Is it possible to both go green and save green during the holidays? Here are some ideas for a greener holiday based on (mostly frugal) traditions from my own childhood.
We only traveled locally. On Christmas, we drove to my Grandma's house (about an hour away) and celebrated with other local family. We did not fly during the holidays. Car travel is almost always greener than air travel.
Children received a set number of gifts. The children in my family usually received 5 gifts for Christmas: one from Santa, one from my parents, one from my maternal grandparents, one from my paternal grandparents, and one from a sibling. Sometimes we would get a big group gift (like Intellivision) from Santa or my parents or the grandparents instead of individual gifts. Individual gifts were usually modest. We drew names among the siblings. As adults, my siblings and I still draw names and only give a gift to (and receive a gift from) one of our siblings. When I was a kid, we did not exchange gifts with extended family except grandparents. On my side of the family, this is still the case today. Only my siblings and I exchange gifts. There are no gifts between cousins, or between aunts/uncles and nieces/nephews. I recently read about the idea of having a hundred-dollar Christmas. I like the idea of setting some kind of limit for gifts to help curb consumption. You can take a large step in a greener direction simply by buying less.
We reused our Christmas tree and decorations. I remember getting out and packing up the same decorations year after year. My parents are still using the same plastic tree they bought at least 15 years ago (stay tuned for a post on the greenest Christmas tree).
We reused gift wrap. Before gift bags, my family saved wrapping paper, especially if it was a nice large gift. Then we might get out the scissors to cut the tape. We reused ribbons and bows too. I remember wrapping gifts sometimes with the comics from the newspaper too.

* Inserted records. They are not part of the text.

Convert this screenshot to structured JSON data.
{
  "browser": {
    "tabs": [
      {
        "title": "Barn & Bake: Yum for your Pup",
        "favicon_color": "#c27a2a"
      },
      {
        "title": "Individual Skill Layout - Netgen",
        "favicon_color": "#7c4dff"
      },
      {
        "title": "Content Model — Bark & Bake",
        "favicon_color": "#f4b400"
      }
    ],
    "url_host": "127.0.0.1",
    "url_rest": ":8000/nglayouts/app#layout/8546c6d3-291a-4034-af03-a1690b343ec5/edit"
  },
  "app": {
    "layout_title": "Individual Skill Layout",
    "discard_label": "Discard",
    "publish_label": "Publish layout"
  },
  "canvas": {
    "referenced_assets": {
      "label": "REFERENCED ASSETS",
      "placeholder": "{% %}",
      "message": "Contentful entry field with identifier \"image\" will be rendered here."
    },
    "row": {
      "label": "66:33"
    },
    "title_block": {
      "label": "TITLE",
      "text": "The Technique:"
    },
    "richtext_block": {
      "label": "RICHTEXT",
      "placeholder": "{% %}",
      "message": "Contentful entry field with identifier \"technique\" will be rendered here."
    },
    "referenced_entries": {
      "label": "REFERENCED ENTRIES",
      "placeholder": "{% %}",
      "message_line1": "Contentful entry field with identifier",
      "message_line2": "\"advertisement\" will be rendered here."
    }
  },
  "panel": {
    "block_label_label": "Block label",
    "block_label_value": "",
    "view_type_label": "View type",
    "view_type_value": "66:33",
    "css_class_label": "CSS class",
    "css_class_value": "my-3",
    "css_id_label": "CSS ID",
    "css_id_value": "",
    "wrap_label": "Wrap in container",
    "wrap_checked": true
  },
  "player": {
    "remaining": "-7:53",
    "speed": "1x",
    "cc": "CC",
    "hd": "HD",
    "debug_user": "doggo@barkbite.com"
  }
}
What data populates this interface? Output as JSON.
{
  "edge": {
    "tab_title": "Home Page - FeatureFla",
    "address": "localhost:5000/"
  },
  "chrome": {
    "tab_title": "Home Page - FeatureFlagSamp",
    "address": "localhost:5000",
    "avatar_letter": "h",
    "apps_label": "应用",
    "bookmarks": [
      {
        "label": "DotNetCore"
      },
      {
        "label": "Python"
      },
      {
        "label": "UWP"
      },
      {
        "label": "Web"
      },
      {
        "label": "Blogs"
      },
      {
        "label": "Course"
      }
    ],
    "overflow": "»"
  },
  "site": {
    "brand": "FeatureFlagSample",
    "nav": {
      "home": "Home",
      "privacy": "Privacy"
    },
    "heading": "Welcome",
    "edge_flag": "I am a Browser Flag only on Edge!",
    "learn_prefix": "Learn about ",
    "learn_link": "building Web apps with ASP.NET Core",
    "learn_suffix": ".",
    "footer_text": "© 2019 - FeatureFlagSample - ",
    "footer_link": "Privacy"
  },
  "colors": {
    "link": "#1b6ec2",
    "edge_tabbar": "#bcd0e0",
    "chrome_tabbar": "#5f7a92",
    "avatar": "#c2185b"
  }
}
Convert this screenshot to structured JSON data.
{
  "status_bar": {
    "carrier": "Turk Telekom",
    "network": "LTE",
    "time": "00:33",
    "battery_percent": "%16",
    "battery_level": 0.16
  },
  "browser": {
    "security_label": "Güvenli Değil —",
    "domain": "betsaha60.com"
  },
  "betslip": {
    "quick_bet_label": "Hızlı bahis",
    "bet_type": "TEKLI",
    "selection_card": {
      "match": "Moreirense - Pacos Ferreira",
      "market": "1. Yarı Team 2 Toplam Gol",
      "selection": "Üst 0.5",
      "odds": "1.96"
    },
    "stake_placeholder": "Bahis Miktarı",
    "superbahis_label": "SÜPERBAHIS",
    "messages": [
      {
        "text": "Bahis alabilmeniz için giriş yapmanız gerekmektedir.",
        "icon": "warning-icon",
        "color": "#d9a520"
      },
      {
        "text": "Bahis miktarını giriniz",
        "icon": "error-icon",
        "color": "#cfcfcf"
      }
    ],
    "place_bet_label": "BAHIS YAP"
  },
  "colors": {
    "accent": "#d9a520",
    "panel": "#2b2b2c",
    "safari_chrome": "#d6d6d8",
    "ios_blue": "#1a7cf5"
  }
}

We gave homemade gifts to neighbors, teachers and friends. We always had to help with the ones that went to our teachers. I remember my mom helping me to make ornaments and bookmarks, among other things. Eventually, my mom got into the caramel making business, and then the kids helped with the cutting, wrapping, packaging, and delivering (we often walked the gifts to neighbors on our street, even in the bitter cold).
We opened gifts after our family breakfast. I know this would be considered heretical in some families, but we were not allowed to open gifts as soon as we woke up on Christmas Day. First, we had to wait for everyone to wake up. The older children and my parents usually slept in. Then we had a large and lengthy breakfast including homemade scones and hot chocolate. And THEN we opened gifts. If Christmas fell on a Sunday, we didn't open gifts until after church. When we opened gifts, we each opened one gift at a time, and then we took turns showing the others our gift and telling whom the gift was from before choosing another gift to open. The traditions I have just described are not exactly green traditions, but they are traditions that help to offset the blatant commercialism of holidays. I see now that my parents wanted us to focus on faith and family, rather than how much loot we got, and to pay attention to and be grateful for each of the gifts we received.
For more great ideas on being green and saving green during the holidays,
visit my Green Holidays page (continually updated).
What are your frugal and green holiday traditions?